Cap’n Paul decided to take us by his family’s old fishing camphouse to see how the old property was holding up and we pulled the boat up on the sandy shoreline to get out and take a look. Unfortunately, the boat encountered a small problem and would not restart. The battery was not holding a charge. Thankfully, cell phones are the norm these days and Paul called a cousin who lived down from the camphouse and he drove up to help us out. Renee and I volunteered to stay with the boat, while Paul and Cousin pulled out the battery and took it to charge and fetch back the portable charger/booster in case it was needed again. So, Renee and I were shipwrecked on the river for little over an hour.
We passed the time by wading in the cool water and silty sand and admiring the scenery. Renee found a shady spot to read a book and I encountered 10,000 snakes as I wandered the property. (Okay, I passed by a pile of leaves and tree limbs and heard something and saw something long and brown slither underneath. Whether it was one snake or 10,000 didn’t matter to me…I headed back to the water’s edge at the speed of “scared”)
Paul returned with a fully charged battery and it appeared we would not have to row the boat after all. After the battery was re-installed, we cranked the boat and headed back out onto the water. We cruised the river and took in the sights.
We passed other boaters pulling water skiers, we passed people on jet skis, and we saw people sitting on their docks relaxing, enjoying a cold libation, or watching their kids swim. As we floated by other boats, the folks seemed friendly and smiled and waved. Obviously they assumed I was a member of the “boating club”.
The scenery along the river was beautiful. Trees lined the shore broken up by magnificent manicured lawns, boat docks and high-dollar homes. I wondered about the jobs the residents had and how they afforded these estates on the water. There were older modest homes as well that looked well lived-in and obviously were some of the first homes along the water.
After speeding along the river for a while, Cap’n Paul piloted the boat into a “No-Wake” area of the river and we idled along the calm waters. The area was serene and the water was glass-like. We passed by Memories Fish Camp/Bait Shop/Convenience Store and, I’m not certain, but it may have been a Bar, too; and made our turnaround to head back down the river.

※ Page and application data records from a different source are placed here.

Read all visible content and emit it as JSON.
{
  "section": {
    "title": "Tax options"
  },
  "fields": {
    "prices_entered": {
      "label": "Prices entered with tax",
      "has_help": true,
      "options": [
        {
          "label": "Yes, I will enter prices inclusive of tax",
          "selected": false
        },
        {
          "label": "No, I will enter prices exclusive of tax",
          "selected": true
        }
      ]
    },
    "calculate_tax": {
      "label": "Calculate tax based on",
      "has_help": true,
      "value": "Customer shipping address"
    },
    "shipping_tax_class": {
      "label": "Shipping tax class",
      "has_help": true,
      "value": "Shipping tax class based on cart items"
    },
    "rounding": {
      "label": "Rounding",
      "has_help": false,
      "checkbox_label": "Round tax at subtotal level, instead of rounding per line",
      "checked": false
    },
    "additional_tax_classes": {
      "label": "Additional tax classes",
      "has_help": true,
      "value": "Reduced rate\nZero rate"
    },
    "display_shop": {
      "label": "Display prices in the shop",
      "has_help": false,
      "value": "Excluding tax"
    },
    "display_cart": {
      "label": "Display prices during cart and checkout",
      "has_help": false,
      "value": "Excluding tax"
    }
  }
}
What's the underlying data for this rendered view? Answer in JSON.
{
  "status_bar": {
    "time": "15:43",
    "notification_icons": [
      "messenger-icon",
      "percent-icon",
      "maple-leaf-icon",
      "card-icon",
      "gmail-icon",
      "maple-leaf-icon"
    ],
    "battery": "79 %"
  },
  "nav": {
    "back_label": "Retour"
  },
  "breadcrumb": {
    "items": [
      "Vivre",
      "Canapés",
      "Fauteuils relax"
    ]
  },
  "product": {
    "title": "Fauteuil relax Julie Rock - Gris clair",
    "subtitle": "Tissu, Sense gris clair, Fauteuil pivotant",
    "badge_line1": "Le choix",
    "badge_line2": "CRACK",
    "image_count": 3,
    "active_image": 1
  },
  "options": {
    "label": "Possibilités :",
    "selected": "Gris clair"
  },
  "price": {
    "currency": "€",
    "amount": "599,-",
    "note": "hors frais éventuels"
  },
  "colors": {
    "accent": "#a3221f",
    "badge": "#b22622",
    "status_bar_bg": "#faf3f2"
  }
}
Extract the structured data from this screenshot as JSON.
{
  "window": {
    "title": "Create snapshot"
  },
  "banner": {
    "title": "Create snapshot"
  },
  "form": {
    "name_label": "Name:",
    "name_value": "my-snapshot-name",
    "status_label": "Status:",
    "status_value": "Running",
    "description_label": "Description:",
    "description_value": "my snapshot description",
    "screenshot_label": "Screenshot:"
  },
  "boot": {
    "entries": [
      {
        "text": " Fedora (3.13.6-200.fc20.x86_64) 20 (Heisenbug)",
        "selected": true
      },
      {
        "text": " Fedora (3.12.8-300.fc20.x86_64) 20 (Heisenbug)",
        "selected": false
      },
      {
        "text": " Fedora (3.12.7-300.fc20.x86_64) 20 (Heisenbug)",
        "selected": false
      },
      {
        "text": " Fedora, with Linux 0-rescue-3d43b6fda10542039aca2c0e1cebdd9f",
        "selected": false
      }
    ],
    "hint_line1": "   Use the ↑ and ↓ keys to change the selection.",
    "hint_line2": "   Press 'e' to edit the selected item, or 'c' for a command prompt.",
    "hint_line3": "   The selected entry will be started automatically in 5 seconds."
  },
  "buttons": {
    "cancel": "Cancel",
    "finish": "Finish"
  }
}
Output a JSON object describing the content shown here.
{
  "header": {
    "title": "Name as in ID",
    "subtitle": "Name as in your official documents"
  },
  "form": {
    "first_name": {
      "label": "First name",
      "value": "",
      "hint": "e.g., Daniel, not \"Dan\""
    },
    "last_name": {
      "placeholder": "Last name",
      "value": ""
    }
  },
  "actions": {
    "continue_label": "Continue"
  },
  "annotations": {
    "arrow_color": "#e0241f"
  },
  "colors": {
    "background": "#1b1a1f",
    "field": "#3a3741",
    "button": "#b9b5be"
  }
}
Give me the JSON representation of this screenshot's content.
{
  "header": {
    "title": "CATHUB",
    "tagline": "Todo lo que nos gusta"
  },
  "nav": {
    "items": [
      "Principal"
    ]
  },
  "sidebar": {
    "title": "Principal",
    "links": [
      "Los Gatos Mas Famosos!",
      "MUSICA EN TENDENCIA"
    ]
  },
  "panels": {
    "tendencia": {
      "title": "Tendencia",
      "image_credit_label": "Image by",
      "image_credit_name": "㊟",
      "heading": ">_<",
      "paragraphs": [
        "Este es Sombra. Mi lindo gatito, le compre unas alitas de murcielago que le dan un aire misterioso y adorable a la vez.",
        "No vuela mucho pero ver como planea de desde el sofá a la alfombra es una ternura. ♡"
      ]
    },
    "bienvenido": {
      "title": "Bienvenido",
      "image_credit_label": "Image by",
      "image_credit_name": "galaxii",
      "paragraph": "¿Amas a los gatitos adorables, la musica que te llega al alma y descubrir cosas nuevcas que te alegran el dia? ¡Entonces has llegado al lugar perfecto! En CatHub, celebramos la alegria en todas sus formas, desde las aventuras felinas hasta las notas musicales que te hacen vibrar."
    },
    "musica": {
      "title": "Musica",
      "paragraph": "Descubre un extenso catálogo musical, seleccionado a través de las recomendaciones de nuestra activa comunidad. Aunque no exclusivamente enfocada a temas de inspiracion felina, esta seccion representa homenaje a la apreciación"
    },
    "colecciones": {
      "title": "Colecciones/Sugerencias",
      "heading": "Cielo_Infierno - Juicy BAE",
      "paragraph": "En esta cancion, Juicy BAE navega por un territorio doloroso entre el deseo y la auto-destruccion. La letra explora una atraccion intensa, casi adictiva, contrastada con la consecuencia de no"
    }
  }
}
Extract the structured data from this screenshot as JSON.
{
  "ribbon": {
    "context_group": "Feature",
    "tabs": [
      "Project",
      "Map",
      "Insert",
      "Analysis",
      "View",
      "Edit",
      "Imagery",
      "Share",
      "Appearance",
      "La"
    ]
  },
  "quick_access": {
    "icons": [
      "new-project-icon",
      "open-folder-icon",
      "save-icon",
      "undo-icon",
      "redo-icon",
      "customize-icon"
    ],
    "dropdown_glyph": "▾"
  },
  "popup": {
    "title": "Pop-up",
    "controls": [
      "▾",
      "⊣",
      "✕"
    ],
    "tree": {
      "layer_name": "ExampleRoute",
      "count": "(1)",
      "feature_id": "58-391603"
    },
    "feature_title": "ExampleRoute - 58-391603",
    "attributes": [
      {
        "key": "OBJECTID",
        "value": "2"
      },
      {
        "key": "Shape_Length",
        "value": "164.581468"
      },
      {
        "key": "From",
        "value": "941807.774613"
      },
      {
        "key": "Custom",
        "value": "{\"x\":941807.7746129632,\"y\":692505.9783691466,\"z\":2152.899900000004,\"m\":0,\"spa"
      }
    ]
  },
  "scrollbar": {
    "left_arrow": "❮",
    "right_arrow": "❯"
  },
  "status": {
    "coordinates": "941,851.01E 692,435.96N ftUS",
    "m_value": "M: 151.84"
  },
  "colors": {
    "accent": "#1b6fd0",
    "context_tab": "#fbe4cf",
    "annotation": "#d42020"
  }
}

As we came back to the boat launch, Cap’n Paul decided to run past the the marina and take us just barely to the mouth of Mobile Bay. The change in the water and the boat’s maneuverability was quite sudden. It was apparent our little boat did not want to venture much further into the bay and we made a slow turn back to the marina.
We were about 50 feet from the boat launch when our boat’s engine died again. Our day’s activities had used all the gas in the motor except some “old fuel” in the bottom of the tank. Our motor decided it did not like that fuel and quit drinking it. Luckily, Paul maneuvered us in to the boat launch by repeatedly turning the motor over and letting the momentum float us in to the launch area. Fellow boaters who were loading their boat back on its trailer gave us a hand by grabbing our hands from the dock and pulling us and the boat into position to lift it out of the water.
Our adventure over, we secured the boat to the trailer and headed back home. I forgot to reapply sunscreen during the day, so I sported a nasty sunburn/windburn on my face for the next days after the trip, but I had a great time and would gladly do it again.
It was nice to be a member of the “boater’s club” for a day, and I’d welcome temporary membership on someone else’s boat whenever asked.
For a complete detailed account of the Robison’s Fowl River Trip, check out my wife, Renee’s blog, “Boating On Fowl River” at See Mobile Alabama. And More photos for your viewing pleasure are at David Robison’s Flickr.